- Opioid Not-Actually-An-Emergency. Despite earlier promises to the contrary, the Trump administration failed to declare an opioid national emergency this past week. What they did instead was declare a “public health emergency,” which sounds similar — except there’s no money attached (as there would be for a national emergency), because the public health fund is empty. And Trump appears to think we can solve this by Just Saying No. Basically, it’s the difference between “The house is on fire, let’s call firefighters” and “The house is on fire, let’s call my buddy Steve.” Except in this scenario, Steve thinks you can put out house fires by telling the fire to stop burning things.
- Budget Proposal Movement. The House passed last week’s budget proposal by a very narrow margin this week; just like in the Senate, every single Democrat voted against it. Though the budget vote does not create fully-formed law — they still need to write the actual tax reform — this is a concrete first step, and that is not necessarily a good thing.
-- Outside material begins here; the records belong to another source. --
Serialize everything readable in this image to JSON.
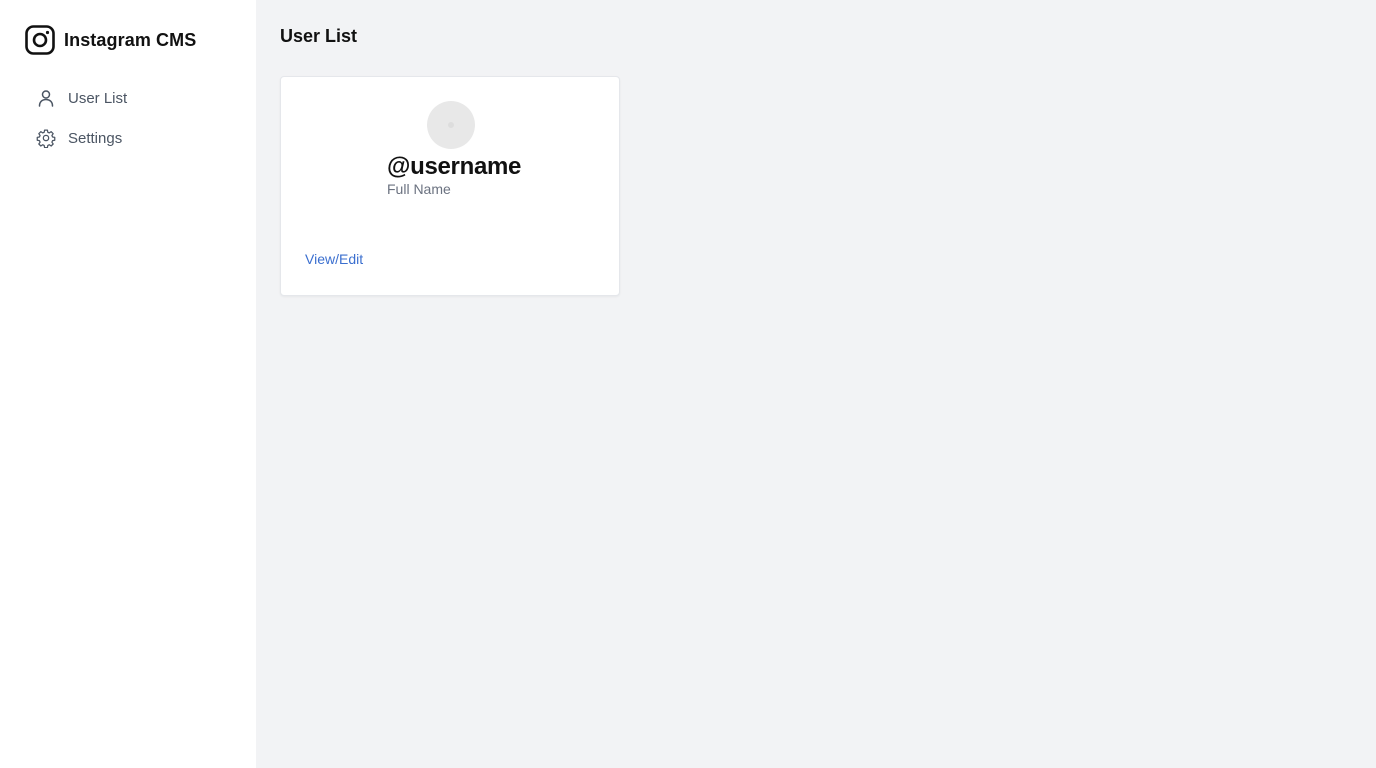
{
  "sidebar": {
    "brand": {
      "icon": "instagram-icon",
      "title": "Instagram CMS"
    },
    "items": [
      {
        "label": "User List",
        "icon": "user-icon"
      },
      {
        "label": "Settings",
        "icon": "gear-icon"
      }
    ]
  },
  "main": {
    "page_title": "User List",
    "cards": [
      {
        "avatar": "avatar-placeholder",
        "username": "@username",
        "full_name": "Full Name",
        "action_label": "View/Edit"
      }
    ]
  },
  "colors": {
    "link": "#3b6fcf",
    "background": "#f2f3f5",
    "sidebar": "#ffffff"
  }
}
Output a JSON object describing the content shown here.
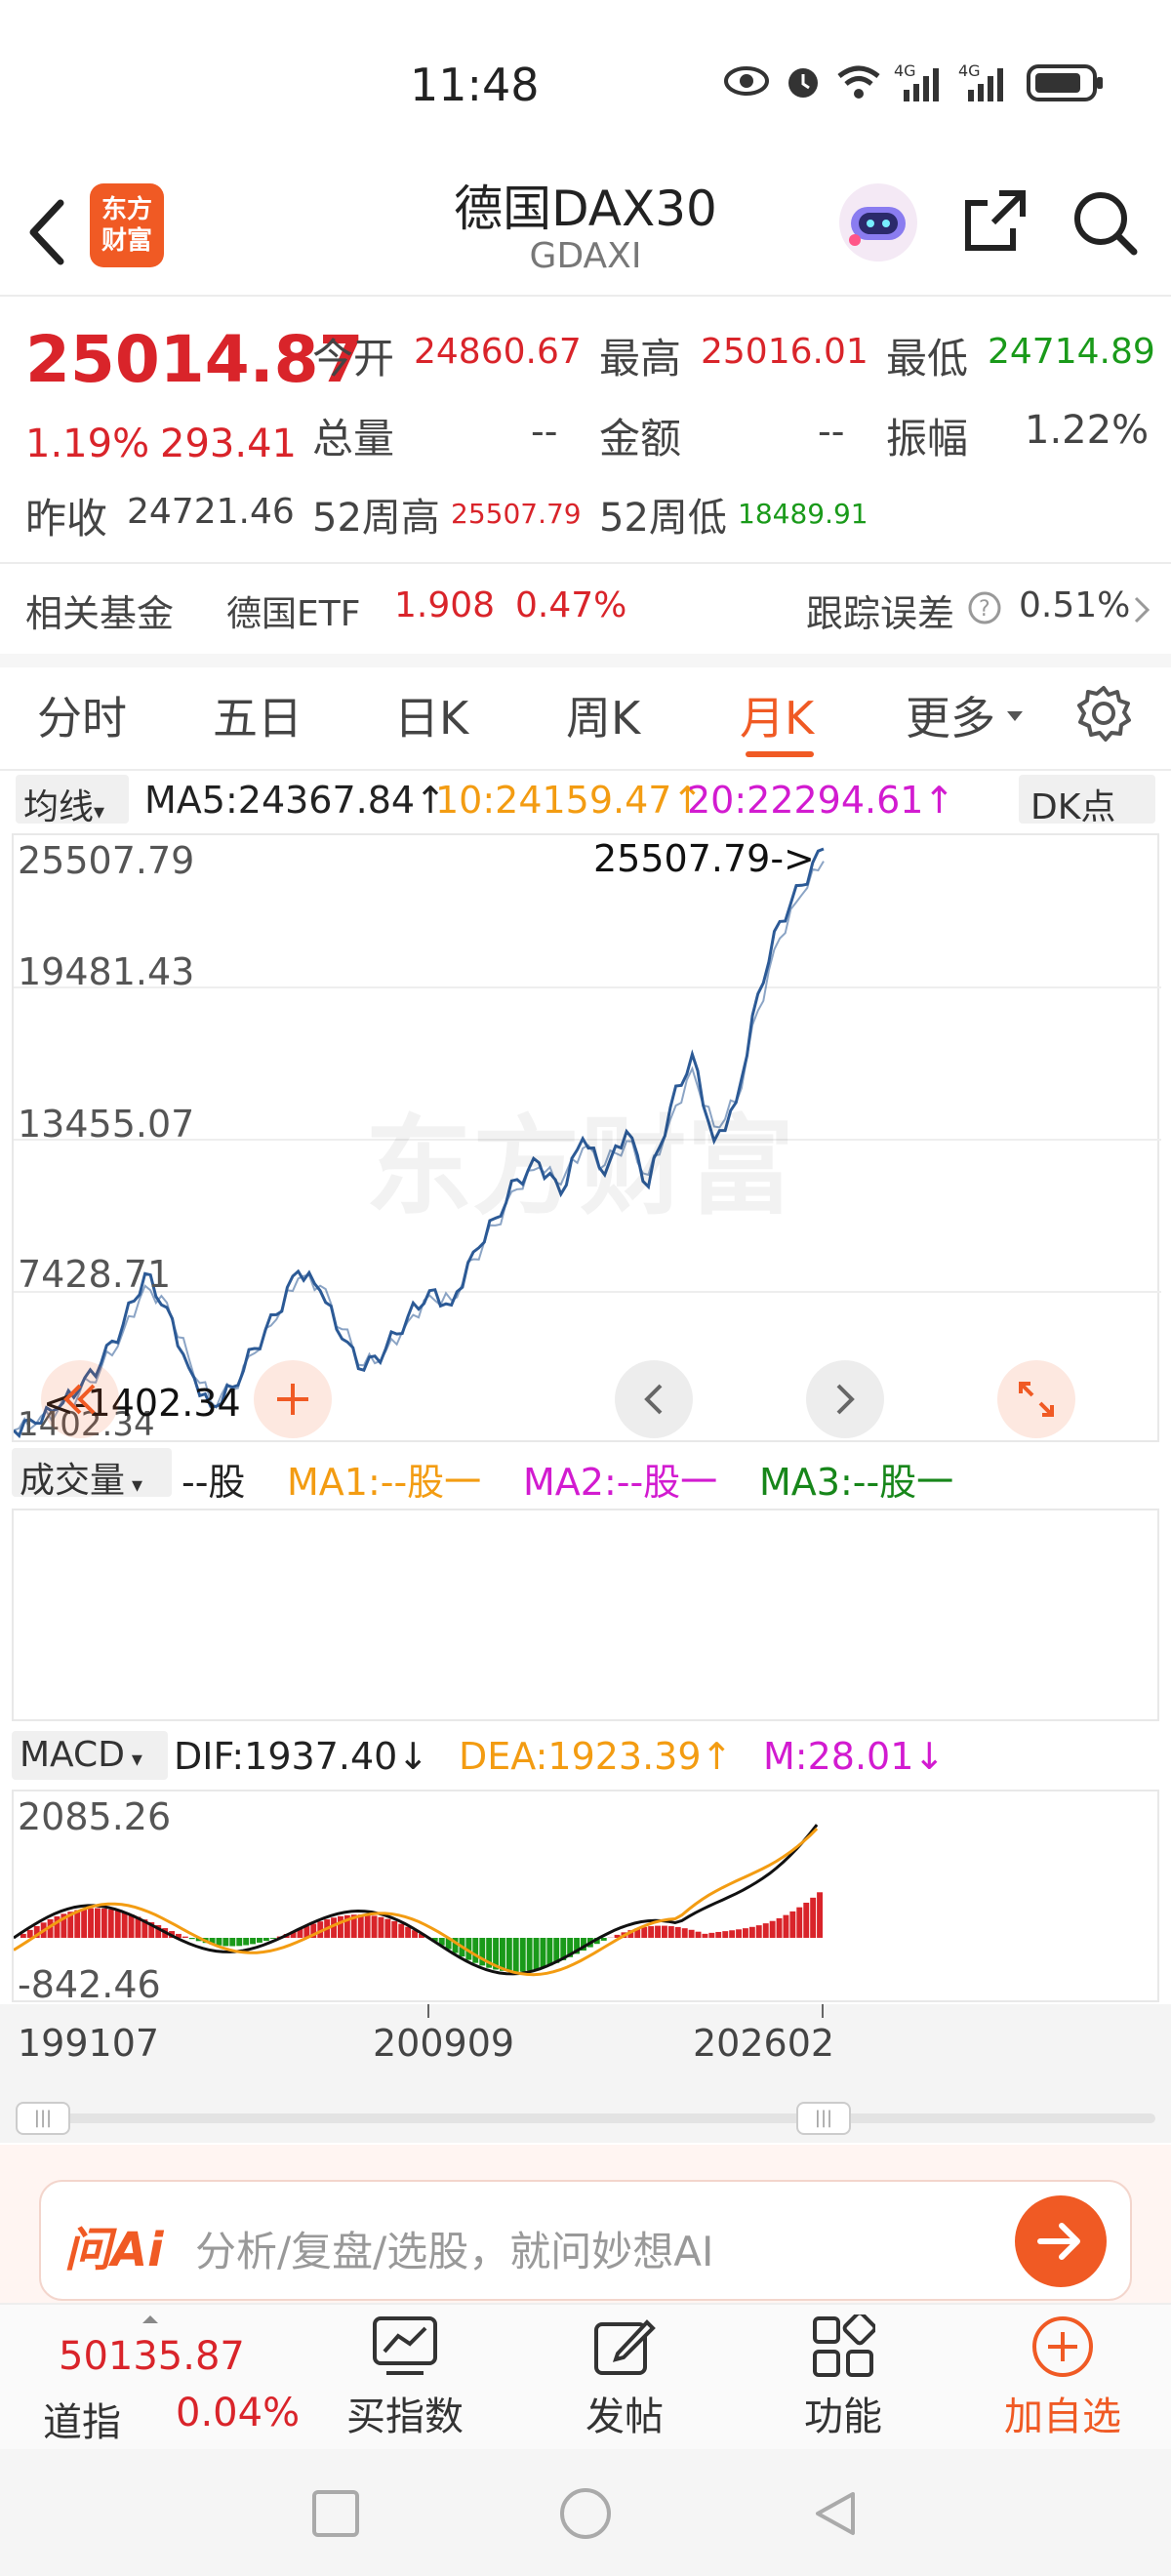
{
  "status": {
    "time": "11:48",
    "battery_icon": "battery-icon",
    "signal1": "4G",
    "signal2": "4G"
  },
  "header": {
    "title": "德国DAX30",
    "subtitle": "GDAXI",
    "logo_text_top": "东方",
    "logo_text_bottom": "财富"
  },
  "quote": {
    "price": "25014.87",
    "change_pct": "1.19%",
    "change_val": "293.41",
    "open_label": "今开",
    "open": "24860.67",
    "high_label": "最高",
    "high": "25016.01",
    "low_label": "最低",
    "low": "24714.89",
    "vol_label": "总量",
    "vol": "--",
    "amount_label": "金额",
    "amount": "--",
    "amp_label": "振幅",
    "amp": "1.22%",
    "prev_label": "昨收",
    "prev": "24721.46",
    "w52h_label": "52周高",
    "w52h": "25507.79",
    "w52l_label": "52周低",
    "w52l": "18489.91"
  },
  "fund": {
    "label": "相关基金",
    "name": "德国ETF",
    "price": "1.908",
    "pct": "0.47%",
    "track_label": "跟踪误差",
    "track": "0.51%"
  },
  "tabs": [
    "分时",
    "五日",
    "日K",
    "周K",
    "月K",
    "更多"
  ],
  "active_tab": "月K",
  "ma": {
    "selector": "均线",
    "ma5": "MA5:24367.84↑",
    "ma10": "10:24159.47↑",
    "ma20": "20:22294.61↑",
    "dk": "DK点"
  },
  "kchart": {
    "y_labels": [
      "25507.79",
      "19481.43",
      "13455.07",
      "7428.71",
      "1402.34"
    ],
    "max_marker": "25507.79->",
    "min_marker": "<-1402.34"
  },
  "volume": {
    "selector": "成交量",
    "unit": "--股",
    "ma1": "MA1:--股一",
    "ma2": "MA2:--股一",
    "ma3": "MA3:--股一"
  },
  "macd": {
    "selector": "MACD",
    "dif": "DIF:1937.40↓",
    "dea": "DEA:1923.39↑",
    "m": "M:28.01↓",
    "y_top": "2085.26",
    "y_bottom": "-842.46"
  },
  "x_axis": [
    "199107",
    "200909",
    "202602"
  ],
  "ai_bar": {
    "brand": "问Ai",
    "placeholder": "分析/复盘/选股，就问妙想AI"
  },
  "bottom_nav": {
    "index_value": "50135.87",
    "index_name": "道指",
    "index_pct": "0.04%",
    "buy_index": "买指数",
    "post": "发帖",
    "functions": "功能",
    "add_watch": "加自选"
  },
  "chart_data": {
    "type": "line",
    "title": "",
    "series": [
      {
        "name": "",
        "values": [
          1402,
          1700,
          2300,
          3100,
          4200,
          5800,
          7900,
          6500,
          4000,
          2400,
          3200,
          4800,
          6200,
          8000,
          7200,
          5200,
          3900,
          4800,
          6100,
          7200,
          6600,
          8800,
          10200,
          11800,
          12500,
          11200,
          13500,
          12000,
          13800,
          11500,
          14800,
          17000,
          13400,
          15000,
          19500,
          22500,
          24000,
          25507.79
        ]
      },
      {
        "name": "",
        "values": [
          1402,
          1650,
          2200,
          2950,
          4000,
          5500,
          7400,
          6700,
          4400,
          2600,
          3100,
          4600,
          6000,
          7700,
          7400,
          5600,
          4100,
          4700,
          5900,
          7000,
          6800,
          8500,
          9900,
          11400,
          12300,
          11600,
          13100,
          12400,
          13400,
          12000,
          14300,
          16400,
          14000,
          15000,
          18800,
          21800,
          23600,
          25000
        ]
      }
    ],
    "ylim": [
      1402.34,
      25507.79
    ],
    "y_ticks": [
      "25507.79",
      "19481.43",
      "13455.07",
      "7428.71",
      "1402.34"
    ]
  }
}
But as mentioned last week, it might prove to be the bribe that makes the Republican party actually move to oust Trump, so it might be a mixed thing. We’ll have to see what happens from here.
- Alexander-Murray Makes the Grade. The Congressional Budget Office released a score on the Alexander-Murray stabilization bill, which was introduced a few weeks ago and intends to stabilize the ACA and associated market. It’s estimated that the bill would save the federal government almost 4 billion dollars, which is pretty encouraging news! Though nothing is a done deal by any means, this information may make it easier to pass the bill through Congress, because it’s a fiscally attractive option as well as a helpful remedy for shoring up markets and the ACA itself.
- GAO is AOK. News broke this week that the GAO will be investigating the voter fraud commission at the request of prominent Democrat Senators Michael Bennet, Amy Klobuchar, and Cory Booker, who wrote a letter asserting that the commission appeared designed to perpetuate voter suppression. The office warned that appropriate staff won’t be available to investigate for another five months, but it’s promising that the office accepted the request at all — let alone within a week of the request.
- Trans Military Rights Preserved (For Now). A DC federal court granted a preliminary injunction today that pausing Trump’s order banning trans military service, noting that it constituted an impermissible removal of due process for a protected class. This is exciting both because it pauses the order and because a preliminary injunction requires the plaintiffs to show that they’re likely to win their case — so the court was essentially opining that this order was unconstitutional. I’ll be very interested in seeing what happens with this decision.
And that’s what I have for now! But the news is still moving very quickly, so daily news summaries like WTFJHT remain a very good idea for the foreseeable future. We tend to see a rough week after we get inspiring news, because this administration does not take lumps gracefully — and some are still worried that Trump’s about to fire Mueller — so let’s batten down the hatches and prepare for more storms. And hopefully we’ll meet under sunny skies again next week!